The international online poker sharing liquidity between Italy, the UK, Spain, France and Portugal is expected to happen in mid-2017.
I had anticipated in a recent blog post that, after years of considerable delays, international online poker sharing liquidity was quickly getting closer. Such predictions seem to be correct since the regulators of Italy, the UK, Spain, France and Portugal released a statement where they committed to sign an agreement to enable online poker sharing liquidity by mid-2107.
This is a great news in a period when online poker is facing a rapid decline. But it will be interesting to see
- How operators will have to deal with the different tax regime in place across the jurisdictions involved? The taxation in France is considerably higher than the one in other countries and some operators might decide not to involve French players in some tournaments;
- If the UK is going to leave the European Union, including the European Economic Area, as part of the Brexit, will the agreement among regulators require a new local law from the countries involved?

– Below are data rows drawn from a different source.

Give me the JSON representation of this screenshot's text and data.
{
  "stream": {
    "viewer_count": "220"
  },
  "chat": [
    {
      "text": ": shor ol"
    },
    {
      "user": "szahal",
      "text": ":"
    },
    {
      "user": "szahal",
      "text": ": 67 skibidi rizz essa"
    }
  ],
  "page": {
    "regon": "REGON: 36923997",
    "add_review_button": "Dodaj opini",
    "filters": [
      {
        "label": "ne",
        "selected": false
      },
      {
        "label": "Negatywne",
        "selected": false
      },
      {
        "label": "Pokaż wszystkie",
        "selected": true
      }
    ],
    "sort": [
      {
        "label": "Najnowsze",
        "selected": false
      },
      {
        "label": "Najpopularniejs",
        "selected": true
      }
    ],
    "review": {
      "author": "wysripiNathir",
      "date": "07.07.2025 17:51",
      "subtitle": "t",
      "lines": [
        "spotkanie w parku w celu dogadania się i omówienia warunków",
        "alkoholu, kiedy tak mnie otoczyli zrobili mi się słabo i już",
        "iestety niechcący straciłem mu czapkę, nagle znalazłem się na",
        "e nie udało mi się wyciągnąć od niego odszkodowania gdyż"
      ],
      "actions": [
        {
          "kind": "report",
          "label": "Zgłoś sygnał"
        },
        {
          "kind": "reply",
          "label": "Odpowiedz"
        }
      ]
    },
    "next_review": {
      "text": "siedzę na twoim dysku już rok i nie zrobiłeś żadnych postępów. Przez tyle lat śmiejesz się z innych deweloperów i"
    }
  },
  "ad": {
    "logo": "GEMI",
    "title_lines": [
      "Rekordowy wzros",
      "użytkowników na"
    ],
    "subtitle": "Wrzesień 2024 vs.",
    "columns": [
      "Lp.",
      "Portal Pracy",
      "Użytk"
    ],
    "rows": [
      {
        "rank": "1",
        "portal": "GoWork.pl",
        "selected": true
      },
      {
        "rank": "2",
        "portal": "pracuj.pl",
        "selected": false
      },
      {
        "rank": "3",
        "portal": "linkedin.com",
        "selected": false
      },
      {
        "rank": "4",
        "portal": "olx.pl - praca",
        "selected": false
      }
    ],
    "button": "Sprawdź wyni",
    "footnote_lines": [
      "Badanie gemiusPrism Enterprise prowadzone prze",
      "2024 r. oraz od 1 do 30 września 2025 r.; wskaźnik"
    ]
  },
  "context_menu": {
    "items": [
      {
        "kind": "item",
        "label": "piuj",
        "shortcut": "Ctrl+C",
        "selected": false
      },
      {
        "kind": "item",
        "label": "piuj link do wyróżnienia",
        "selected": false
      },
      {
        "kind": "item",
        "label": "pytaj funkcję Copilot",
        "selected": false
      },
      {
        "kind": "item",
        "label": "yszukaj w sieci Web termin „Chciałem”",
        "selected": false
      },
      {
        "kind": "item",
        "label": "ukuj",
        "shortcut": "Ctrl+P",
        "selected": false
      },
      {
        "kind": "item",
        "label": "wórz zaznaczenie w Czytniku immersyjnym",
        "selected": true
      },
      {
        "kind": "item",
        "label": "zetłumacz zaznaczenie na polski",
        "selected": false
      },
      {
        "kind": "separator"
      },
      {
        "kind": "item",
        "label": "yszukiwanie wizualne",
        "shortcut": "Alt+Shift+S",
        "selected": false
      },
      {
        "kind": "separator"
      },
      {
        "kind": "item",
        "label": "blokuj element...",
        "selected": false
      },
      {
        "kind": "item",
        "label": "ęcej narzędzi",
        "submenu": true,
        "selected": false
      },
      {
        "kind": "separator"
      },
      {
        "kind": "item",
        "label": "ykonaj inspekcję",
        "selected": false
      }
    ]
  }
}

My view is that the issue might be easily handled by means of an agreement which enables operators to share liquidity with the countries where they are able to show to operate legally;

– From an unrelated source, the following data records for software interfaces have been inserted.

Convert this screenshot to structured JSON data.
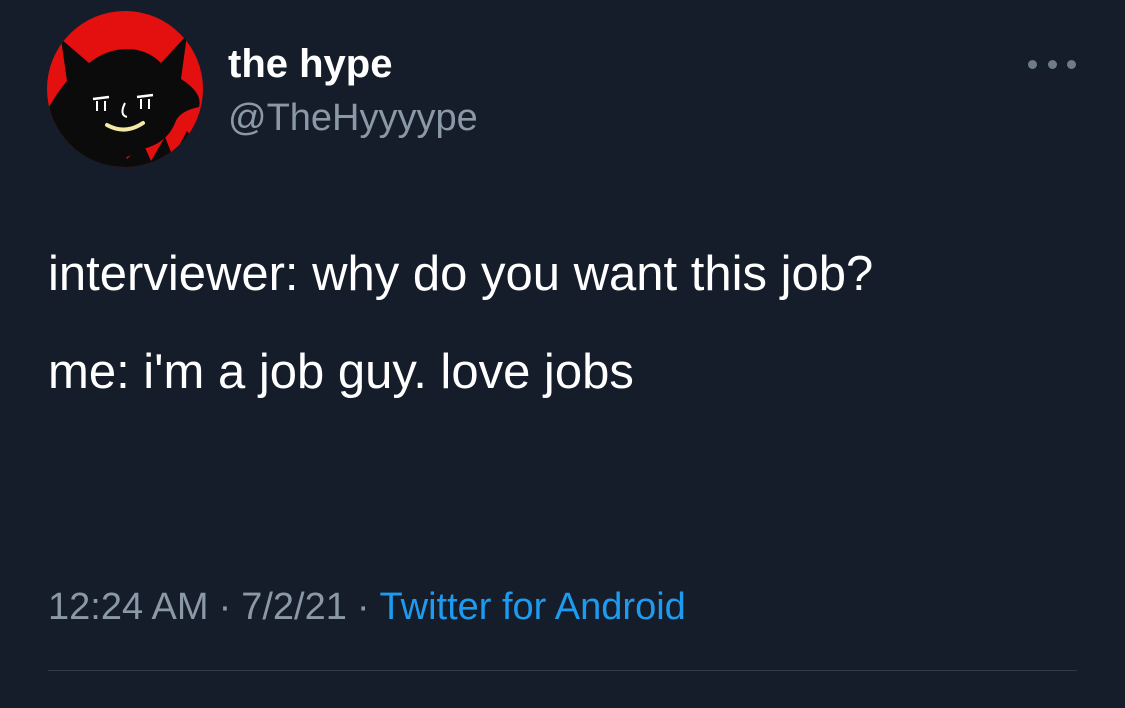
{
  "author": {
    "display_name": "the hype",
    "handle": "@TheHyyyype",
    "avatar_icon": "red-devil-avatar",
    "avatar_colors": {
      "background": "#e3100f",
      "figure": "#0b0b0b"
    }
  },
  "more_icon": "more-dots-icon",
  "tweet": {
    "line1": "interviewer: why do you want this job?",
    "line2": "me: i'm a job guy. love jobs"
  },
  "meta": {
    "time": "12:24 AM",
    "separator": "·",
    "date": "7/2/21",
    "source": "Twitter for Android"
  },
  "colors": {
    "background": "#161d2a",
    "text": "#ffffff",
    "muted": "#8b98a5",
    "link": "#1d9bf0"
  }
}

- If the UK is part of the agreement, does it mean that the liquidity will be shared with the whole .COM? This would be great and hopefully regulators got convinced that a ring fenced approach is only damaging the market rather than protecting their players;
- I understand that regulators are also working on a long term mutual recognition of technical standards, but doesn’t it sound “unusual” that the same operator will have to certify 5 times the same game to which players of 5 different jurisdictions will be playing together? If the agreement represents the recognition that the gaming regulatory regimes of the 5 countries involved is meant to be “adequate”, the mutual recognition of technical standards should follow automatically.

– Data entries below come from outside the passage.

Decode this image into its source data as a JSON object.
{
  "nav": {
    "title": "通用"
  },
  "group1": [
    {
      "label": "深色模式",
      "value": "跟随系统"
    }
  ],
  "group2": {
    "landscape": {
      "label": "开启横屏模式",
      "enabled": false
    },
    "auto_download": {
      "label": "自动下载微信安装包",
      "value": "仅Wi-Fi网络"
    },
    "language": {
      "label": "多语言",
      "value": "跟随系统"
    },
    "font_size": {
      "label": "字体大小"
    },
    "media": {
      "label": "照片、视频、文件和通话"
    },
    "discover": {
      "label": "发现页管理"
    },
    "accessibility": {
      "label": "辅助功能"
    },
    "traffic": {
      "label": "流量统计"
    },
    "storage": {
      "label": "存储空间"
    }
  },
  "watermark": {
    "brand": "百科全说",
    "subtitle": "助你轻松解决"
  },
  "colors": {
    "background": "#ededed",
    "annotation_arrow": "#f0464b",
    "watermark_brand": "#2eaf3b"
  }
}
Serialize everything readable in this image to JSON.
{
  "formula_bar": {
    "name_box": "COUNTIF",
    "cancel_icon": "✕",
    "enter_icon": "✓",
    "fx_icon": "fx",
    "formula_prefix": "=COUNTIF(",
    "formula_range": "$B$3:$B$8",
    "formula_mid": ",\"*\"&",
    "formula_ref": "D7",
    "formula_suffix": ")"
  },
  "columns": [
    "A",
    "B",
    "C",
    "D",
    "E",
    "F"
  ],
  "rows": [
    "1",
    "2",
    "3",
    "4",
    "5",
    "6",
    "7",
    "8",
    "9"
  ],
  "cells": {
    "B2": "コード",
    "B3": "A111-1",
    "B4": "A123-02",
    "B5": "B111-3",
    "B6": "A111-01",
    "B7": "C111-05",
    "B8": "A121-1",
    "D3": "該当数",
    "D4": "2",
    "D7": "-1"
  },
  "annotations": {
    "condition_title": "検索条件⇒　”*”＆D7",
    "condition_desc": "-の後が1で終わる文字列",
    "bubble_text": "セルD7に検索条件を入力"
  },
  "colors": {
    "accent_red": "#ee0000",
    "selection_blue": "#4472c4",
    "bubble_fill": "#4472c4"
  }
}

What is your view on the above questions? And if you found this article interesting, please share it on your favourite social media!